    Purpose: This Dredging Operations and Technical Support (DOTS) program technical note presents the results of a study undertaken at the request of staff from the US Army Corps of Engineers (USACE) Rock Island District (MVR) as part of a larger effort examining the potential creation of seven new permanent mooring cells along the Upper Mississippi River in proximity to lock and dam (LD) locations selected by MVR. MVR staff were interested in evaluating vessel traffic and identifying unofficial mooring areas (i.e., waiting areas) in the vicinity of LD7, LD10, LD11, LD14, LD15, LD20, and LD22; they were also interested in travel times from those unofficial mooring areas to the destination lock. The search distance for unofficial mooring areas was limited to 20 miles from the lock, or the distance to the next closest lock if less than 20 miles, in the appropriate direction (i.e., upstream or downstream), as specified by MVR staff.
  • Sediment Supply from Bank Caving on the Lower Mississippi River, 1765 to Present

    Abstract: Bank caving rates and associated total sediment supply were calculated along the Lower Mississippi River from Cairo, IL, to Baton Rouge, LA, using historical maps between 1765 and 1992. Comparison of these maps reveals that the added sediment loads from bank erosion have greatly declined through time.

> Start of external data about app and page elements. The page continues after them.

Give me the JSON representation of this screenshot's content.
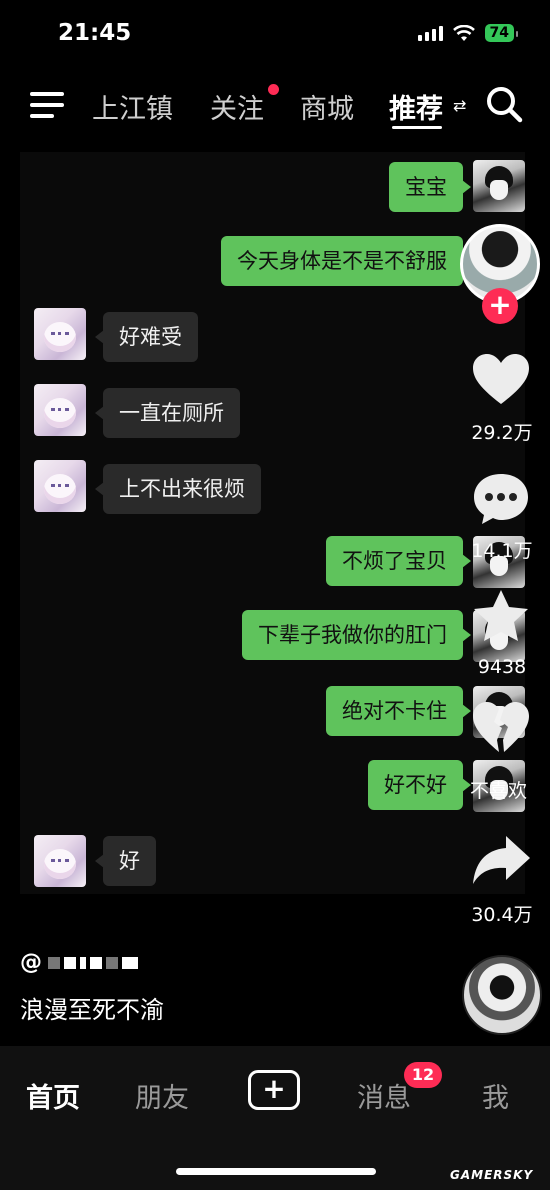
{
  "status_bar": {
    "time": "21:45",
    "battery": "74",
    "icons": [
      "signal-icon",
      "wifi-icon",
      "battery-icon"
    ]
  },
  "top_nav": {
    "menu_icon": "menu-icon",
    "tabs": [
      {
        "label": "上江镇",
        "active": false
      },
      {
        "label": "关注",
        "active": false,
        "has_dot": true
      },
      {
        "label": "商城",
        "active": false
      },
      {
        "label": "推荐",
        "active": true
      }
    ],
    "search_icon": "search-icon",
    "accent_color": "#fe2c55"
  },
  "chat": {
    "me_color": "#5fc35c",
    "messages": [
      {
        "sender": "me",
        "text": "宝宝"
      },
      {
        "sender": "me",
        "text": "今天身体是不是不舒服"
      },
      {
        "sender": "other",
        "text": "好难受"
      },
      {
        "sender": "other",
        "text": "一直在厕所"
      },
      {
        "sender": "other",
        "text": "上不出来很烦"
      },
      {
        "sender": "me",
        "text": "不烦了宝贝"
      },
      {
        "sender": "me",
        "text": "下辈子我做你的肛门"
      },
      {
        "sender": "me",
        "text": "绝对不卡住"
      },
      {
        "sender": "me",
        "text": "好不好"
      },
      {
        "sender": "other",
        "text": "好"
      }
    ]
  },
  "actions": {
    "follow_label": "+",
    "likes": "29.2万",
    "comments": "14.1万",
    "favorites": "9438",
    "dislike_label": "不喜欢",
    "shares": "30.4万"
  },
  "caption": {
    "author_prefix": "@",
    "text": "浪漫至死不渝"
  },
  "bottom_nav": {
    "items": [
      {
        "label": "首页",
        "active": true
      },
      {
        "label": "朋友",
        "active": false
      },
      {
        "label": "+",
        "active": false
      },
      {
        "label": "消息",
        "active": false,
        "badge": "12"
      },
      {
        "label": "我",
        "active": false
      }
    ]
  },
  "watermark": "GAMERSKY"
}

In the pre-1960s period, erosion rates generally ranged from approximately 300 million cubic yards (MCY) to 400 MCY, with the 1880–1930s period having the highest erosion rates of approximately 600 MCY. By the 1990s, the sediment supply from bank erosion was essentially eliminated, with significant erosion being observed at only a few locations, totaling approximately 40 MCY/year. This equates to approximately a 90% reduction in the amount of total sediment being supplied to the channel system from bank erosion.

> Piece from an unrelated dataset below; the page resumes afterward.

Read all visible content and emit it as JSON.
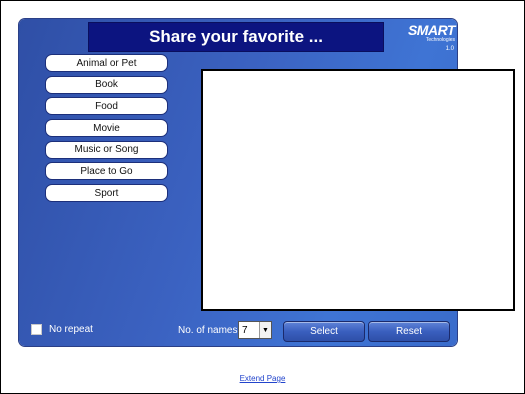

  • The Old River, Mississippi River, Atchafalaya River, and Red River (OMAR) Technical Assessment

    NOTE: The Old River, Mississippi River, Atchafalaya River, and Red River (OMAR) Technical Assessment is a 9-volume series of reports that was produced under the direction of the Mississippi River Geomorphology & Potamology Program. An abstract from the main report, Volume 1, is listed below, along with the individual volume titles and links to the relevant reports. ABSTRACT: This is the main report of Old River, Mississippi River, Atchafalaya River, and Red River (OMAR) Technical Assessment. The primary objective of the OMAR Technical Assessment was to conduct a comprehensive evaluation that aimed to understand the impacts of former and potential changes to the system in the vicinity of the Old River Control Complex (ORCC) over time, the water and sediment delivery regime at the ORCC, and the effects to the river system surrounding the ORCC. Scenarios evaluated in this technical assessment were designed to investigate potential system responses to a wide range of possible operational alternatives and identify knowledge gaps in current understanding of system behavior. This report summarizes and synthesizes the individual reports detailing the investigations into specific aspects of the ORCC and the surrounding region.
  • Low-Sill Control Structure Gate Load Study

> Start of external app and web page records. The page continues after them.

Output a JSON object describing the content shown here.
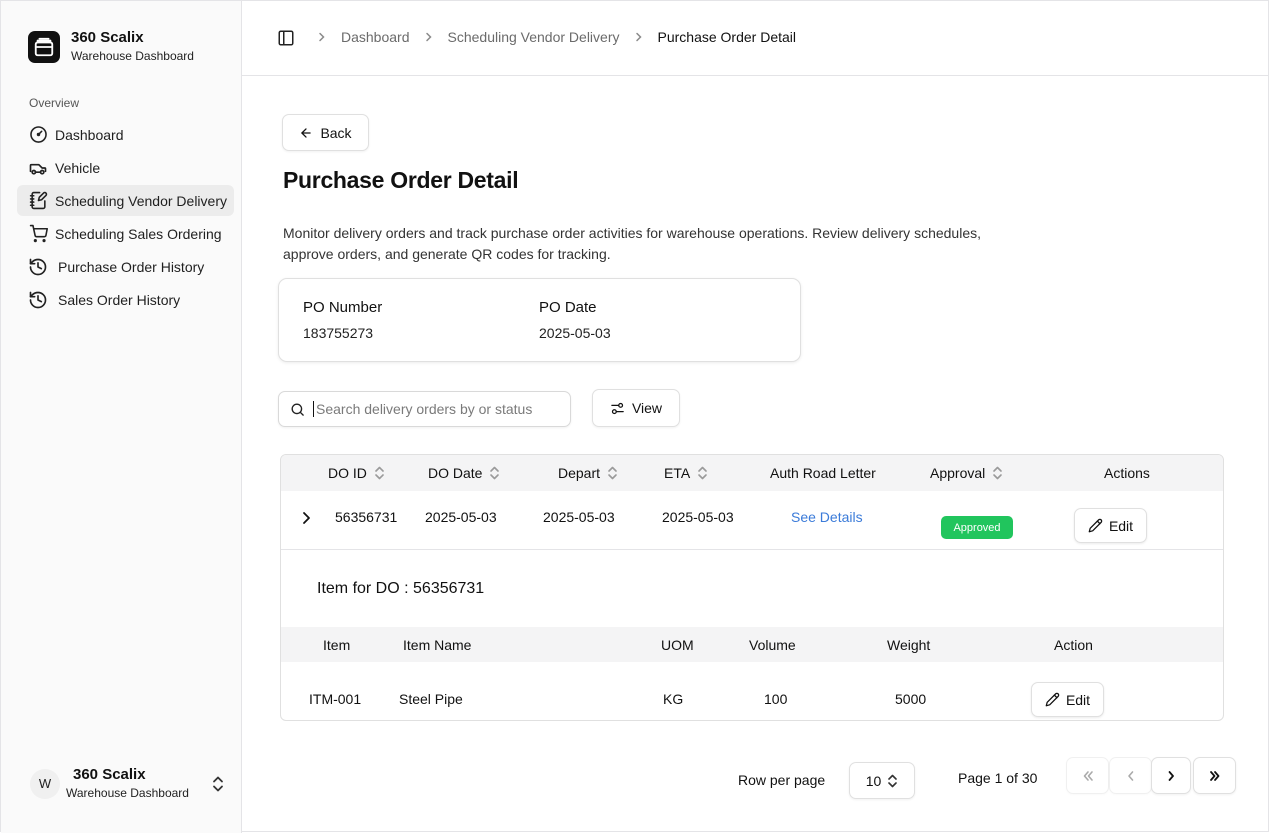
{
  "brand": {
    "title": "360 Scalix",
    "subtitle": "Warehouse Dashboard"
  },
  "sidebar": {
    "section_label": "Overview",
    "items": [
      {
        "label": "Dashboard",
        "icon": "gauge-icon"
      },
      {
        "label": "Vehicle",
        "icon": "truck-icon"
      },
      {
        "label": "Scheduling Vendor Delivery",
        "icon": "notebook-pen-icon",
        "active": true
      },
      {
        "label": "Scheduling Sales Ordering",
        "icon": "shopping-cart-icon"
      },
      {
        "label": "Purchase Order History",
        "icon": "history-icon"
      },
      {
        "label": "Sales Order History",
        "icon": "history-icon"
      }
    ]
  },
  "user": {
    "initial": "W",
    "title": "360 Scalix",
    "subtitle": "Warehouse Dashboard"
  },
  "breadcrumb": {
    "items": [
      "Dashboard",
      "Scheduling Vendor Delivery",
      "Purchase Order Detail"
    ]
  },
  "main": {
    "back_label": "Back",
    "title": "Purchase Order Detail",
    "description": "Monitor delivery orders and track purchase order activities for warehouse operations. Review delivery schedules, approve orders, and generate QR codes for tracking."
  },
  "po": {
    "number_label": "PO Number",
    "number_value": "183755273",
    "date_label": "PO Date",
    "date_value": "2025-05-03"
  },
  "search": {
    "placeholder": "Search delivery orders by or status",
    "value": ""
  },
  "view_label": "View",
  "table": {
    "headers": [
      "DO ID",
      "DO Date",
      "Depart",
      "ETA",
      "Auth Road Letter",
      "Approval",
      "Actions"
    ],
    "rows": [
      {
        "do_id": "56356731",
        "do_date": "2025-05-03",
        "depart": "2025-05-03",
        "eta": "2025-05-03",
        "auth_road_letter": "See Details",
        "approval": "Approved",
        "action": "Edit"
      }
    ],
    "expanded": {
      "title": "Item for DO : 56356731",
      "headers": [
        "Item",
        "Item Name",
        "UOM",
        "Volume",
        "Weight",
        "Action"
      ],
      "rows": [
        {
          "item": "ITM-001",
          "item_name": "Steel Pipe",
          "uom": "KG",
          "volume": "100",
          "weight": "5000",
          "action": "Edit"
        }
      ]
    }
  },
  "pagination": {
    "rows_per_page_label": "Row per page",
    "rows_per_page": "10",
    "page_info": "Page 1 of 30"
  },
  "colors": {
    "approved": "#21c55d",
    "link": "#3b7bd9"
  }
}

    Abstract: The effort performed here describes the process to determine the gate lifting loads at the Low-Sill Control Structure. To measure the gate loads, a 1:55 Froude-scaled model of the Low-Sill Control Structure was tested. Load cells were placed on 3 of the 11 gates. Tests evaluated the gate loads for various hydraulic heads across the structure. A total of 109 tests were conducted for 14 flows with each flow having two gate settings provided by the United States Army Corps of Engineers, New Orleans District. The load data illustrated the potential for higher gate lifting loads (GLL) to occur at the mid-range gate opening (Go) for Gates 3 and 6. While for Gate 10, the highest GLL (452 kips, maximum load in testing) was at a Go = 4.2 ft. Conversely, for the low-flow bays, the highest load occurred at Go = 24.86 ft.